**TRY IT:** Return every record in full. Match each one exactly.

*** Opening AVAILABLE RECORDS ***

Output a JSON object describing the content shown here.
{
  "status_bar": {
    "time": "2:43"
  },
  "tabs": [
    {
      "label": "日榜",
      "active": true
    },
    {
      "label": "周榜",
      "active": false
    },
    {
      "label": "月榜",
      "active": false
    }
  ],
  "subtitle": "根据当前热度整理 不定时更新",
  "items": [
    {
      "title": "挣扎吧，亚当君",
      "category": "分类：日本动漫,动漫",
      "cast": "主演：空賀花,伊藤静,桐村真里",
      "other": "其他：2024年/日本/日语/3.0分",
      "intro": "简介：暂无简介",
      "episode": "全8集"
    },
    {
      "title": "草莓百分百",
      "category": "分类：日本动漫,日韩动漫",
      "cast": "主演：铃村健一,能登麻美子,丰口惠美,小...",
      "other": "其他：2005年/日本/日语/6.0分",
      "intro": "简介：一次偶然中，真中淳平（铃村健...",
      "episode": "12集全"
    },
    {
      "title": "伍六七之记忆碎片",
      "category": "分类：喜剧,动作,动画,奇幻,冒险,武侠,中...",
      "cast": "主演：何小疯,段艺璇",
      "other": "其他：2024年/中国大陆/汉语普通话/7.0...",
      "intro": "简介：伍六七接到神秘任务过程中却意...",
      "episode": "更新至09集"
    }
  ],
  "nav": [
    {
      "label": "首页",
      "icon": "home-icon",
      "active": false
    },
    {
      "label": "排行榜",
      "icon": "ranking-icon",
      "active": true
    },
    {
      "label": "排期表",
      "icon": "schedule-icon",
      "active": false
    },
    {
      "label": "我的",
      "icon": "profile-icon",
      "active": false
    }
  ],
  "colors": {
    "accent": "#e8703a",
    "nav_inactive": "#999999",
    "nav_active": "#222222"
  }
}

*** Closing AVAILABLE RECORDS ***

**ANSWER TO THE PROBLEM:**
Output a JSON object describing the content shown here.
{
  "status_bar": {
    "time": "2:43"
  },
  "tabs": [
    {
      "label": "日榜",
      "active": true
    },
    {
      "label": "周榜",
      "active": false
    },
    {
      "label": "月榜",
      "active": false
    }
  ],
  "subtitle": "根据当前热度整理 不定时更新",
  "items": [
    {
      "title": "挣扎吧，亚当君",
      "category": "分类：日本动漫,动漫",
      "cast": "主演：空賀花,伊藤静,桐村真里",
      "other": "其他：2024年/日本/日语/3.0分",
      "intro": "简介：暂无简介",
      "episode": "全8集"
    },
    {
      "title": "草莓百分百",
      "category": "分类：日本动漫,日韩动漫",
      "cast": "主演：铃村健一,能登麻美子,丰口惠美,小...",
      "other": "其他：2005年/日本/日语/6.0分",
      "intro": "简介：一次偶然中，真中淳平（铃村健...",
      "episode": "12集全"
    },
    {
      "title": "伍六七之记忆碎片",
      "category": "分类：喜剧,动作,动画,奇幻,冒险,武侠,中...",
      "cast": "主演：何小疯,段艺璇",
      "other": "其他：2024年/中国大陆/汉语普通话/7.0...",
      "intro": "简介：伍六七接到神秘任务过程中却意...",
      "episode": "更新至09集"
    }
  ],
  "nav": [
    {
      "label": "首页",
      "icon": "home-icon",
      "active": false
    },
    {
      "label": "排行榜",
      "icon": "ranking-icon",
      "active": true
    },
    {
      "label": "排期表",
      "icon": "schedule-icon",
      "active": false
    },
    {
      "label": "我的",
      "icon": "profile-icon",
      "active": false
    }
  ],
  "colors": {
    "accent": "#e8703a",
    "nav_inactive": "#999999",
    "nav_active": "#222222"
  }
}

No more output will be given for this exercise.